Also read: ‘Divergent’ Debuts to $4.9 Million, Lionsgate Greenlights ‘Insurgent’

“They've done an amazing job of essentially building a studio from scratch,” Matthew Harrigan, a media analyst with Wunderlich Securities, said. “I'm surprised the stock has drifted downward.”

Harrigan said that Lionsgate's share price is under pressure from lofty box office expectations for “Divergent” and also the disappointing ratings of “Saint George.” The George Lopez vehicle has an interesting model. Lionsgate worked out a deal with FX that will see the network order 90 episodes of the freshman series if its first 10 installments reach a certain ratings threshold. That may not happen given audiences’ cool embrace of “Saint George.”
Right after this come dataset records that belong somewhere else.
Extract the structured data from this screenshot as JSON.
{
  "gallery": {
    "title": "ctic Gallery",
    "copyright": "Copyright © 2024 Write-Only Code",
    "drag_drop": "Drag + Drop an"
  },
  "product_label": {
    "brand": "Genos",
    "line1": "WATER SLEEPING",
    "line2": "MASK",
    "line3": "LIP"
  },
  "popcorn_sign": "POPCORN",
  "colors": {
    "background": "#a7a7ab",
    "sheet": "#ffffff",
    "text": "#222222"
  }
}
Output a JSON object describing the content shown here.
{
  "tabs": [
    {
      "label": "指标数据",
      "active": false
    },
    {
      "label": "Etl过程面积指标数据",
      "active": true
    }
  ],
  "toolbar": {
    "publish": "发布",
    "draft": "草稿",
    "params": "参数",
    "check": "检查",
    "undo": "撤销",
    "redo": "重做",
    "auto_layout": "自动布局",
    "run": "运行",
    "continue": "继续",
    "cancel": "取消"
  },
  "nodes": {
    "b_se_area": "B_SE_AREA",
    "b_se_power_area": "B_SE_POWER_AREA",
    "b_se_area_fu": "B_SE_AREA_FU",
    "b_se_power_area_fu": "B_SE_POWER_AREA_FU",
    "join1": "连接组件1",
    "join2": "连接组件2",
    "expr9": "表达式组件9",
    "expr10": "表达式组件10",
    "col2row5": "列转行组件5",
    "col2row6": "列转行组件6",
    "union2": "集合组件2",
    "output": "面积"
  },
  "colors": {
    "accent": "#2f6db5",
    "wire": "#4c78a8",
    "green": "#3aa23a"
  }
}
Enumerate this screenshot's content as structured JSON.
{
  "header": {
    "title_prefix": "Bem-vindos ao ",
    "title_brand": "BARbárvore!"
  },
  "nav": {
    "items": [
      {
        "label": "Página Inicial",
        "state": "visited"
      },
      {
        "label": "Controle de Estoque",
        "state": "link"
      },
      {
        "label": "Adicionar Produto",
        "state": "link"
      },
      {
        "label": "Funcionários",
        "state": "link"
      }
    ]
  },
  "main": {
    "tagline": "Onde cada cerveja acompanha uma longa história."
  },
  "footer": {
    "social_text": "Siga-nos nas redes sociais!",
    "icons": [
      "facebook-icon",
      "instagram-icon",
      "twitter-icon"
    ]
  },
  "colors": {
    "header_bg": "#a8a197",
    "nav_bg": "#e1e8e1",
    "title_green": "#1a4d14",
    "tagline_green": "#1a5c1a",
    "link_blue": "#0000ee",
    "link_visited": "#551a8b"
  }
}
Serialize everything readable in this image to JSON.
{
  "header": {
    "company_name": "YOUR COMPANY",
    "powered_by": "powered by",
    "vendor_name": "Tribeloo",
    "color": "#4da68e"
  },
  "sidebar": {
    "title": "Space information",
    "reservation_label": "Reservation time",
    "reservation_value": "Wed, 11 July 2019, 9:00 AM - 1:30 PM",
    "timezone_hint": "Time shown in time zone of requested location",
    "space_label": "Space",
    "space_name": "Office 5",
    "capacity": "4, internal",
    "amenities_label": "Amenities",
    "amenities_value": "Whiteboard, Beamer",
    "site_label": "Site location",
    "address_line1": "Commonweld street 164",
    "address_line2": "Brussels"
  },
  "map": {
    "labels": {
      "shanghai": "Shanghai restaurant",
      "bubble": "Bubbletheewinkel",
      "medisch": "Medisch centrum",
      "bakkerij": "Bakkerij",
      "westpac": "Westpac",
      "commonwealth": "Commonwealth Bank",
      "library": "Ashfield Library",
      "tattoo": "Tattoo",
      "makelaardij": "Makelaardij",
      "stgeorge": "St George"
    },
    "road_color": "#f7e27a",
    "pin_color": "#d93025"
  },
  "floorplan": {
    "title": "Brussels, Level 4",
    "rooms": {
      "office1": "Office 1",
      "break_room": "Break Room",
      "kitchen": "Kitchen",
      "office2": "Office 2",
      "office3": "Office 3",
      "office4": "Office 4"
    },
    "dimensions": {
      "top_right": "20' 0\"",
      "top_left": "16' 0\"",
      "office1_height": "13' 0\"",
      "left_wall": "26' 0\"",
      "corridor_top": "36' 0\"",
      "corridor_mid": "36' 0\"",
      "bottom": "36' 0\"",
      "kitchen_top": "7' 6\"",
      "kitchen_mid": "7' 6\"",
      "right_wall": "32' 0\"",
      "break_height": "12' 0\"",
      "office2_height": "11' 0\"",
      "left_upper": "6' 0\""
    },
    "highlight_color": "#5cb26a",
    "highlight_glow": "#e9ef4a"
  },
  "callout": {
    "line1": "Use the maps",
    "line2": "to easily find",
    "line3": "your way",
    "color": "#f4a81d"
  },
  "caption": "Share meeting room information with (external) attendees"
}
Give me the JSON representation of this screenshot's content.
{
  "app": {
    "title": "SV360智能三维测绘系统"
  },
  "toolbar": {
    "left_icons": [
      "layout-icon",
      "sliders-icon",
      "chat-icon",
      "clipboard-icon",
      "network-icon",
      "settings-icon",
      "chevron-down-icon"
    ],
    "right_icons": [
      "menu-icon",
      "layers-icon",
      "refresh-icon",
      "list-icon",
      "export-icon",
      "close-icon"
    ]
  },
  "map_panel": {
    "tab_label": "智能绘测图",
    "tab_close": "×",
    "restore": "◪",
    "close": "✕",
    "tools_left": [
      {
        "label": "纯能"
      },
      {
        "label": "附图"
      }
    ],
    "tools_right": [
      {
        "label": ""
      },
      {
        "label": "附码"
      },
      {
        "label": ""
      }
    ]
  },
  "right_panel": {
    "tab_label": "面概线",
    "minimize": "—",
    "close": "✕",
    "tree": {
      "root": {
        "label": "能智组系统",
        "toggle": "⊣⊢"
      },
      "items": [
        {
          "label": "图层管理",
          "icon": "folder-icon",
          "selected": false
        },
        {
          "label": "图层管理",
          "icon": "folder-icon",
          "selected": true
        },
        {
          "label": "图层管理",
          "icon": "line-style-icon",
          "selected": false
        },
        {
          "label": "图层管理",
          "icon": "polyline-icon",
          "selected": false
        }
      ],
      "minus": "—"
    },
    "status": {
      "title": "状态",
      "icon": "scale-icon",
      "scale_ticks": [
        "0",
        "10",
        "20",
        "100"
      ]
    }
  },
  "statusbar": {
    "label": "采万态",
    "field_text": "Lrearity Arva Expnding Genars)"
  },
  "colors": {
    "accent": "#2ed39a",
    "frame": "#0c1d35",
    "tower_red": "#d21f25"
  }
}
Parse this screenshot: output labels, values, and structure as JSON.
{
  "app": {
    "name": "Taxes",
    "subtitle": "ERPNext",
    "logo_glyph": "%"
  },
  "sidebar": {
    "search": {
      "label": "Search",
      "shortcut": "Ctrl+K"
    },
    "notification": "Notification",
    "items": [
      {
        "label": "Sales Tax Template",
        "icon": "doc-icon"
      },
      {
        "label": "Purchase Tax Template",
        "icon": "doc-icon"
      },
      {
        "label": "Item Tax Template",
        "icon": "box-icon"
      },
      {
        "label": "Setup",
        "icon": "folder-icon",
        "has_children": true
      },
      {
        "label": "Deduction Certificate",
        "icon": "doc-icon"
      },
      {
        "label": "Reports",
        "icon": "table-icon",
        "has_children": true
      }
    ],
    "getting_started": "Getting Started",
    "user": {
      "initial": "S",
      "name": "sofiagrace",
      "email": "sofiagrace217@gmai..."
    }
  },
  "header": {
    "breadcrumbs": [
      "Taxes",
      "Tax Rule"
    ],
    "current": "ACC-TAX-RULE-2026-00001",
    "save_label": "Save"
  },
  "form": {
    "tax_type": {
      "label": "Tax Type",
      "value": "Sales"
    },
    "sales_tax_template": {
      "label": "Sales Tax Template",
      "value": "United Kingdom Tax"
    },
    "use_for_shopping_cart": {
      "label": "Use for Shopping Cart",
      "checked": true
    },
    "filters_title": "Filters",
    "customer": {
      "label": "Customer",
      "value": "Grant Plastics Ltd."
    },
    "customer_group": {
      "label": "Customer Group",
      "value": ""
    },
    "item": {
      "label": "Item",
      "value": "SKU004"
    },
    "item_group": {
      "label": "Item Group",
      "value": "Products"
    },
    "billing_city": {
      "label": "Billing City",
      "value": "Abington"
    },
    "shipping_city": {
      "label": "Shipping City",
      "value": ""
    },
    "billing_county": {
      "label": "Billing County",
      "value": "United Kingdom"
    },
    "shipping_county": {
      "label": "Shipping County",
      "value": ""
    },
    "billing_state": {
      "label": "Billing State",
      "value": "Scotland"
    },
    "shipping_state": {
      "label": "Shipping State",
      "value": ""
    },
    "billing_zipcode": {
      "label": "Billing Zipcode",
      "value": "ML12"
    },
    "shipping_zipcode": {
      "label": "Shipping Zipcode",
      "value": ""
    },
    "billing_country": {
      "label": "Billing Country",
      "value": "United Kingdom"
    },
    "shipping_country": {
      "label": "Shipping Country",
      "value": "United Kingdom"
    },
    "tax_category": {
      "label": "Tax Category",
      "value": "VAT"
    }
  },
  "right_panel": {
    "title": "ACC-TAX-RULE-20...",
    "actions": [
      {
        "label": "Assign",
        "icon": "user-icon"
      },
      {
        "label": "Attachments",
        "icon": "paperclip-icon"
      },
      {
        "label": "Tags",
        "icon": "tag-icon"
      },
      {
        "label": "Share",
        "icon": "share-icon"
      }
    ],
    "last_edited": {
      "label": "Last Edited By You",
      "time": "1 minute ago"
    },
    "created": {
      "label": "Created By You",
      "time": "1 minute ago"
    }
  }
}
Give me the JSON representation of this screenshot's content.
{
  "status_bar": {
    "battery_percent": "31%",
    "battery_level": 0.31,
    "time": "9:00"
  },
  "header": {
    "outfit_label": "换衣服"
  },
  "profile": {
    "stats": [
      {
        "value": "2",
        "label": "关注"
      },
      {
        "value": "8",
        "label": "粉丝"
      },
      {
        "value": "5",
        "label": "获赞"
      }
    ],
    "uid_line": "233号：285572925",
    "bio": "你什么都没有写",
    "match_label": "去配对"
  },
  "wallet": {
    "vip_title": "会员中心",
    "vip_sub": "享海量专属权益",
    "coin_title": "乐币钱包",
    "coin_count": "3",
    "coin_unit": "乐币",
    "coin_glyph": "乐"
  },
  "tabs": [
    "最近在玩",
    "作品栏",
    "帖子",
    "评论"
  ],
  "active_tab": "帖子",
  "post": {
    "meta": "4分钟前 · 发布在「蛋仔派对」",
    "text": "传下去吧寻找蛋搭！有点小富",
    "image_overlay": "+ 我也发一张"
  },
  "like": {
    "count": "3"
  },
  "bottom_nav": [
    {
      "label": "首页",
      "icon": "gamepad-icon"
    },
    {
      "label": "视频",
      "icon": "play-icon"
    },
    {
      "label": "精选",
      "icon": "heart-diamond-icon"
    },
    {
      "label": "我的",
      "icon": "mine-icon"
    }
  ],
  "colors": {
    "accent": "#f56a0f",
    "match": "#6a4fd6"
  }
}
Also read: How ‘Divergent's’ Shailene Woodley Used a Survivalist Weekend to Become Tris

Lionsgate is no stranger to having its share price skid on the opening weekend of one of its films. Its stock endured a similar pummeling when “The Hunger Games: Catching Fire” opened to a massive $161.1 million domestically. Some analysts had expected a larger figure at the time and the studio's  share prices slid 10 percent. Despite the markets’ reaction, “Catching Fire” became the top grossing domestic release last year, earning $424.4 million stateside.

Whether Lionsgate's stock hit originated from its big or small screen business, the studio has lined up a stream of sequels and young adult adaptations that could help it achieve its ambitions of becoming one of the dominant players in Hollywood. There are two more “Hunger Games” sequels waiting to be released, a follow-up to “Now You See Me” in the wings and the fantasy adventure “Gods of Egypt” on the horizon.

“The theatrical side has never looked better,” Marsh said. “They're chock full of potential hits.”

Watch TheWrap's first original trailer for The Twivergent Games:


  • rizzo51

    What accounts for the stock fall? Um, two things: 1) Institutional investors and hedge funds looking to make a quick buck who have their own opinions about what constitutes success or failure, unrelated to reality; and 2) analysts who rarely know anything about any companies they supposedly analyze. The movie will do just fine, Lionsgate will be just fine, and it would be SO much better for all of us if we stopped paying attention to all this Wall Street nonsense.

  • Yes on AB1839

    Divergent shot in Chicago and now Georgia. California loses more work. Vote yes on AB 1839. Call Sacramento or pack up and move to Georgia.

  • Seannie5

    It should be noted that Twilight had a 70 million opening weekend (on a very conservative budget of 37m) without the massive hype that Hunger Games and Divergent had from social media. I have no doubt if Twilight was opening how, with how hardcore people were about it, it would have made much more. The Twilight craze only stepped into overdrive after the first movie came out so it wasn't front loaded like Divergent will be. Twilight's appeal is firmly aimed at women unlike Hunger Games and Divergent which bumped up the action to be a four quadrant movie.
    Twilight was very much untouchable. Bad reviews, ridiculous backlash, 5 movies and the success was maintained throughout. It rarely gets credit because critics like to dismiss it but one thing they can never dismiss is the box office and loyal fanbase.